I put some garbage in the trash. Then we left on vacation. It was not emptied, and when we returned it had sprung to life—with maggots. The underworld is more putrid than the foulest pile of manure. Demons are called unclean spirits.The Greek word for “unclean” is “akathartos,” the opposite of “katharos”—clean, pure. A katharsis is a cleansing experience.
Sin is garbage. The more sin the more garbage. Isaiah wrote, “From the sole of your foot to the top of your head there is no soundness—only wounds and welts and open sores” (Is. 1:4).
Garbage attracts rats. Some of us invite demons, who feed on garbage like rats, the garbage of unconfessed sin or negative emotions (fear, unforgiveness, anger, depression). We shouldn’t leave garbage around, because it attracts the varmints we want to stay clear from.
One of the names for the chief of demons at the time of Christ was Baalzebub, which means “lord of flies.” Interesting, since garbage attracts flies before the rats come. Jesus applied the name Beelzebub to Satan.
Sin is both choice and bondage. There comes a point where we cannot choose the right way. We become slaves of the one we obey (Rom. 6:16). Paul urged the Roman believers to “make no provision for the flesh,” with the assumption that to do so weakened their ability to overcome the enemy. Jesus’ strong response to Satan after Peter recommended an alternative to the cross showed how close the work of the flesh is to the activity of the devil.
Some have garbage that was dumped on them, victims of abuse. It is sad but true that the sins of parents are visited upon the children. Rats often work in gangs. Misery does love company.
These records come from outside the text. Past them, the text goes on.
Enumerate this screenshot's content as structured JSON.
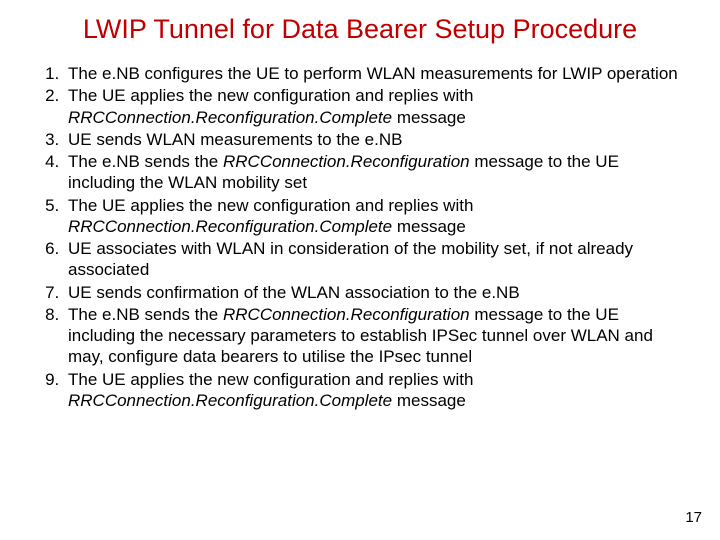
{
  "title": "LWIP Tunnel for Data Bearer Setup Procedure",
  "items": {
    "i1a": "The e.NB configures the UE to perform WLAN measurements for LWIP operation",
    "i2a": "The UE applies the new configuration and replies with ",
    "i2b": "RRCConnection.Reconfiguration.Complete",
    "i2c": " message",
    "i3a": "UE sends WLAN measurements to the e.NB",
    "i4a": "The e.NB sends the ",
    "i4b": "RRCConnection.Reconfiguration",
    "i4c": " message to the UE including the WLAN mobility set",
    "i5a": "The UE applies the new configuration and replies with ",
    "i5b": "RRCConnection.Reconfiguration.Complete",
    "i5c": " message",
    "i6a": "UE associates with WLAN in consideration of the mobility set, if not already associated",
    "i7a": "UE sends confirmation of the WLAN association to the e.NB",
    "i8a": "The e.NB sends the ",
    "i8b": "RRCConnection.Reconfiguration",
    "i8c": " message to the UE including the necessary parameters to establish IPSec tunnel over WLAN and may, configure data bearers to utilise the IPsec tunnel",
    "i9a": "The UE applies the new configuration and replies with ",
    "i9b": "RRCConnection.Reconfiguration.Complete",
    "i9c": " message"
  },
  "page_number": "17"
}
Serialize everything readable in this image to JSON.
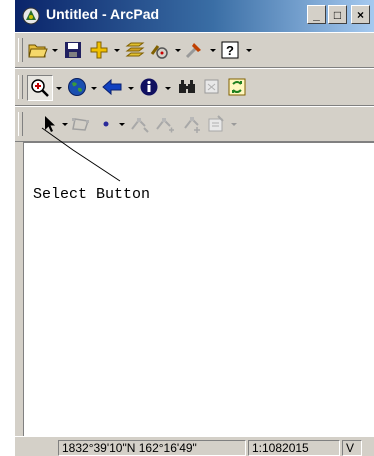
{
  "window": {
    "title": "Untitled - ArcPad",
    "minimize_glyph": "_",
    "maximize_glyph": "□",
    "close_glyph": "×"
  },
  "toolbar_main": {
    "items": [
      "open-folder-icon",
      "save-icon",
      "add-layer-icon",
      "layers-icon",
      "gps-icon",
      "tools-icon",
      "help-icon"
    ]
  },
  "toolbar_nav": {
    "items": [
      "zoom-in-icon",
      "globe-icon",
      "back-arrow-icon",
      "info-icon",
      "find-icon",
      "bookmark-icon",
      "refresh-icon"
    ]
  },
  "toolbar_edit": {
    "items": [
      "select-arrow-icon",
      "polygon-icon",
      "point-icon",
      "vertex-tool-icon",
      "add-vertex-icon",
      "move-feature-icon",
      "properties-icon"
    ]
  },
  "annotation": {
    "label": "Select Button"
  },
  "statusbar": {
    "coordinates": "1832°39'10\"N 162°16'49\"",
    "scale": "1:1082015",
    "extra": "V"
  },
  "colors": {
    "titlebar_start": "#0a246a",
    "titlebar_end": "#a6caf0",
    "chrome": "#d4d0c8"
  }
}
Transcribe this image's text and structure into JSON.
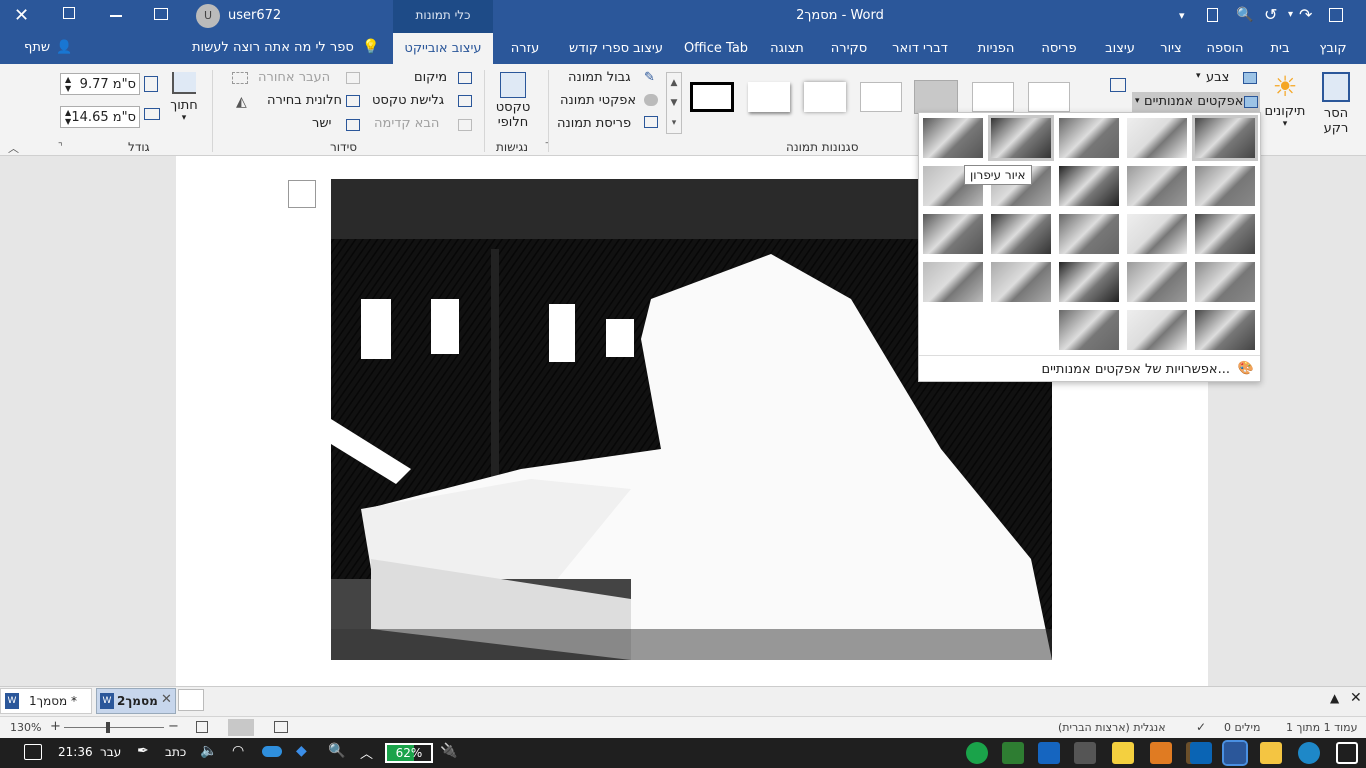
{
  "titlebar": {
    "title": "מסמך2  -  Word",
    "context_label": "כלי תמונות",
    "user_name": "user672",
    "avatar_initial": "U"
  },
  "tabs": [
    {
      "label": "קובץ"
    },
    {
      "label": "בית"
    },
    {
      "label": "הוספה"
    },
    {
      "label": "ציור"
    },
    {
      "label": "עיצוב"
    },
    {
      "label": "פריסה"
    },
    {
      "label": "הפניות"
    },
    {
      "label": "דברי דואר"
    },
    {
      "label": "סקירה"
    },
    {
      "label": "תצוגה"
    },
    {
      "label": "Office Tab"
    },
    {
      "label": "עיצוב ספרי קודש"
    },
    {
      "label": "עזרה"
    },
    {
      "label": "עיצוב אובייקט"
    }
  ],
  "tellme": {
    "placeholder": "ספר לי מה אתה רוצה לעשות"
  },
  "share": {
    "label": "שתף"
  },
  "ribbon": {
    "remove_bg": "הסר\nרקע",
    "corrections": "תיקונים",
    "color": "צבע",
    "artistic_effects": "אפקטים אמנותיים",
    "picture_border": "גבול תמונה",
    "picture_effects": "אפקטי תמונה",
    "picture_layout": "פריסת תמונה",
    "alt_text": "טקסט\nחלופי",
    "position": "מיקום",
    "wrap_text": "גלישת טקסט",
    "align": "ישר",
    "bring_forward": "העבר אחורה",
    "selection_pane": "חלונית בחירה",
    "send_backward": "הבא קדימה",
    "crop": "חתוך",
    "height": "9.77 ס\"מ",
    "width": "14.65 ס\"מ",
    "group_styles": "סגנונות תמונה",
    "group_accessibility": "נגישות",
    "group_arrange": "סידור",
    "group_size": "גודל"
  },
  "gallery": {
    "tooltip": "איור עיפרון",
    "options_link": "אפשרויות של אפקטים אמנותיים..."
  },
  "doctabs": [
    {
      "label": "מסמך1 *"
    },
    {
      "label": "מסמך2"
    }
  ],
  "status": {
    "page": "עמוד 1 מתוך 1",
    "words": "0 מילים",
    "language": "אנגלית (ארצות הברית)",
    "zoom": "130%"
  },
  "taskbar": {
    "time": "21:36",
    "lang": "עבר",
    "battery": "62%",
    "keyboard": "כתב"
  },
  "colors": {
    "accent": "#2b579a",
    "taskbar": "#1f1f1f"
  }
}
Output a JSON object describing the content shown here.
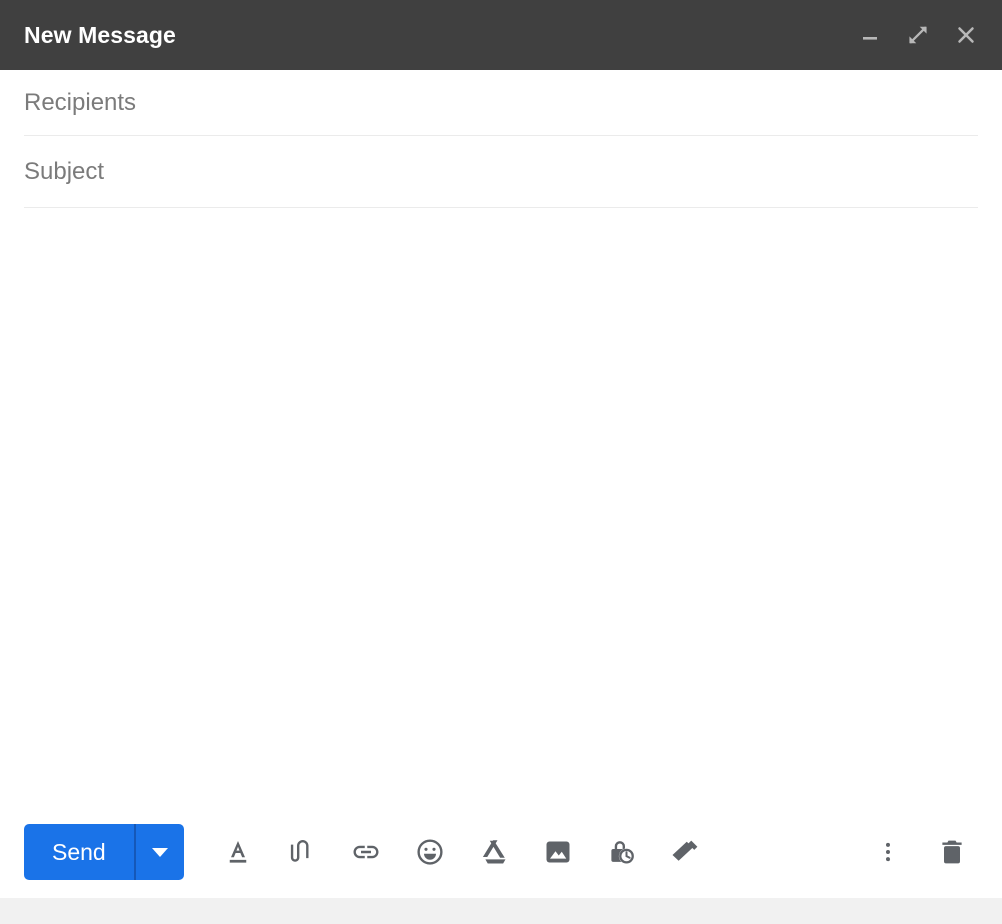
{
  "window": {
    "title": "New Message",
    "controls": [
      {
        "name": "minimize",
        "label": "Minimize"
      },
      {
        "name": "expand",
        "label": "Full screen"
      },
      {
        "name": "close",
        "label": "Save & close"
      }
    ]
  },
  "fields": {
    "recipients": {
      "placeholder": "Recipients",
      "value": ""
    },
    "subject": {
      "placeholder": "Subject",
      "value": ""
    },
    "body": {
      "value": ""
    }
  },
  "toolbar": {
    "send_label": "Send",
    "send_options_label": "More send options",
    "icons": [
      {
        "name": "formatting-options",
        "label": "Formatting options"
      },
      {
        "name": "attach-file",
        "label": "Attach files"
      },
      {
        "name": "insert-link",
        "label": "Insert link"
      },
      {
        "name": "insert-emoji",
        "label": "Insert emoji"
      },
      {
        "name": "insert-drive-file",
        "label": "Insert files using Drive"
      },
      {
        "name": "insert-photo",
        "label": "Insert photo"
      },
      {
        "name": "confidential-mode",
        "label": "Toggle confidential mode"
      },
      {
        "name": "insert-signature",
        "label": "Insert signature"
      }
    ],
    "right_icons": [
      {
        "name": "more-options",
        "label": "More options"
      },
      {
        "name": "discard-draft",
        "label": "Discard draft"
      }
    ]
  },
  "colors": {
    "titlebar_bg": "#404040",
    "accent_blue": "#1a73e8",
    "icon_gray": "#5f6368",
    "placeholder_gray": "#7b7b7b",
    "strip_gray": "#f1f1f1"
  }
}
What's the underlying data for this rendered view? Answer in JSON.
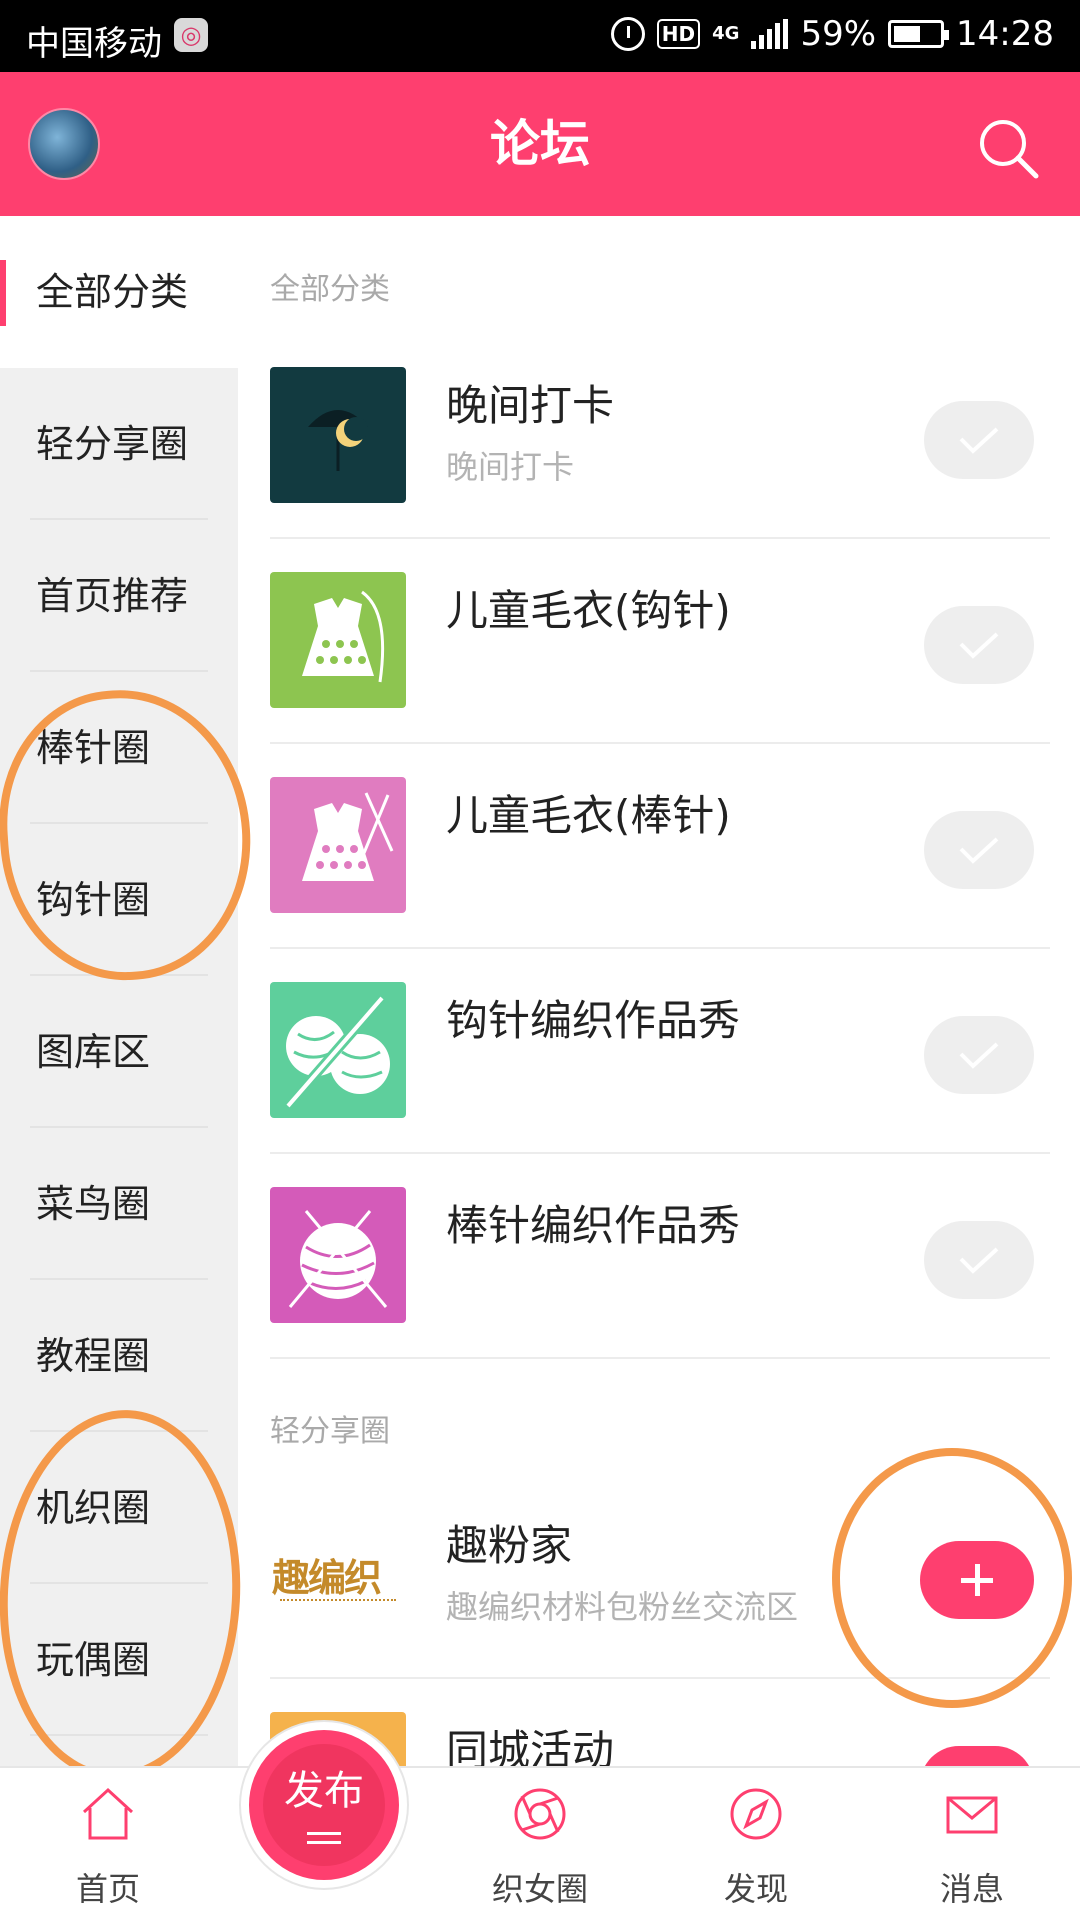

Once a door has been opened, entrance is possible by other intruders.
When we picture garbage, we may think of sins like adultery or fornication. More inward sins like resentment or unforgiveness invite demons too. When we realize that we have garbage, we want to remove it quickly. Paul wrote, “Do not let the sun go down while you are still angry,” and he followed it, “And do not give the devil a foothold” (Eph. 4:26,27). Allowing garbage to remain issues an invitation to rats.
Anger, like manna, if left overnight turns rancid. Some of the Israelites disobeyed Moses. They “kept part of it [manna] until morning, but it was full of maggots and began to smell” (Ex. 16:20).
Gehenna (“ge”—valley; Hinnom), the Hinnom Valley to the immediate south of Jerusalem, served as the city garbage dump. Jesus saw it as a fitting picture of hell. When the NIV uses the word “hell” in the gospels, it is actually the word “Gehenna“ or garbage dump. Jesus, quoting from Isaiah, described Gehenna as a place where “their worm does not die, and the fire is not quenched” (Mk. 9:48). The word “worm” here is the word for “maggot.” The fire is not quenched because fires were always smoldering in the dump. Hell is the ultimate garbage dump.
Jesus came to deal with garbage and with rats. John wrote that “the reason the Son of God appeared was to destroy the devil’s work” (I Jn. 3:8). He accomplished this by dying on the cross. When we apply the blood, He will “purify us from all unrighteousness” (I Jn. 1:9).
Deliverance chases out the rats. Demons have permission to stay, either when they have been passively invited by non-resistance, when armor has been left off, or when involvement with gods or the occult gave them access. One purpose of deliverance is to take away what demons feed on through receiving and extending forgiveness. Those who need deliverance must take an active role, because deliverance means going on the offensive, which Jesus did when He came. Deliverance also means evicting the rats in the name of the One before whom rats tremble—Jesus!